Trump says his tax cuts would cost $4.4 trillion over 10 years, most of it paid for by economic growth. We’ve been here before. Both Ronald Reagan and George W. Bush tried “trickle-down” economics. We should have learned two lessons.
After Hillary Clinton went a bit wobbly at the 9/11 memorial, the internet went off the deep end with speculation about her health, and whether she’s even the real Hillary Clinton.
Joseph Stiglitz discusses tensions between globalization and democracy, and what the euro experiment tells us about the need to resist bad trade deals like the TPP and bad tax deals that favor big corporations like Apple.
This election isn’t just about whether Hillary Clinton or Donald Trump will be president.
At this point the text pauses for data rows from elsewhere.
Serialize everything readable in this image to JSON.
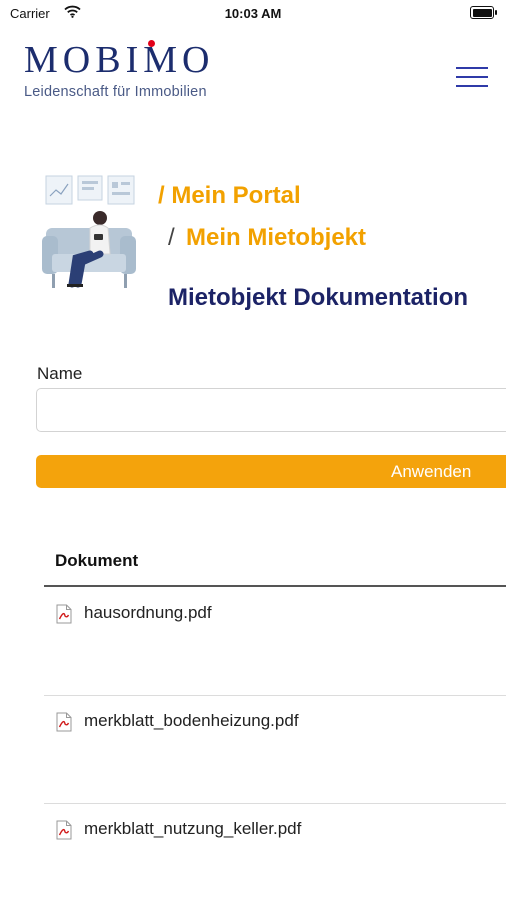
{
  "status_bar": {
    "carrier": "Carrier",
    "time": "10:03 AM",
    "battery_level": 1.0
  },
  "header": {
    "logo_text": "MOBIMO",
    "tagline": "Leidenschaft für Immobilien"
  },
  "breadcrumb": {
    "level1": "/ Mein Portal",
    "separator": "/",
    "level2": "Mein Mietobjekt"
  },
  "page_title": "Mietobjekt Dokumentation",
  "filter": {
    "label": "Name",
    "value": "",
    "placeholder": "",
    "apply_label": "Anwenden"
  },
  "table": {
    "header": "Dokument",
    "rows": [
      {
        "name": "hausordnung.pdf",
        "icon": "pdf-file-icon"
      },
      {
        "name": "merkblatt_bodenheizung.pdf",
        "icon": "pdf-file-icon"
      },
      {
        "name": "merkblatt_nutzung_keller.pdf",
        "icon": "pdf-file-icon"
      }
    ]
  },
  "colors": {
    "brand_blue": "#1c2d6e",
    "title_navy": "#1c2366",
    "accent_orange": "#f4a30c",
    "breadcrumb_orange": "#f2a100",
    "logo_dot_red": "#e2001a",
    "menu_blue": "#2f3aa8"
  }
}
Ballot initiatives will give voters the chance to raise the minimum wage for workers in four states.
Wall Street, the multinational corporations and President Obama are pushing for a vote on the Trans-Pacific Partnership after the election. Wednesday, September 14, is a national call-in day to Congress to stop this.
Trump claims he’s told Americans all they need to know about his finances. But after this whole Bondi affair, it’s probably better to go with a version of the Reagan admonition when dealing with the Trump tax returns: distrust and verify.
If Donald Trump wasn’t the Republican nominee, what would it take for his words and actions to be labeled treason? In fact, why does no one dare call it treason?
More than 200 prominent legal and economic scholars warned about how the Trans-Pacific Partnership would empower multinational corporations to challenge U.S. laws through a corporate tribunal.
Voter ID laws like North Carolina’s “monster law” have very little to do with “voter fraud,” and everything to do with conservatives' willful failure to win through persuasion the votes of black and brown people.
Hillary Clinton should make appointing Supreme Court justices who would reverse Citizens United a centerpiece of her campaign. Under Donald Trump, billionaires buying politicians will continue for a generation.
We cannot easily compare the policy visions of the two major party candidates, because only one candidate is bothering to offer a comprehensive set of policy proposals.
The organizations are opposing TPP in part because of its investor-state dispute settlement (ISDS) provisions, which allow corporations to sue governments in "corporate courts."
Donald Trump reverted to type with his immigration speech, delivered shortly after his visit to Mexico. After flirting with “softening” his position, the old Trump-style xenophobia was a hit with some, not with others.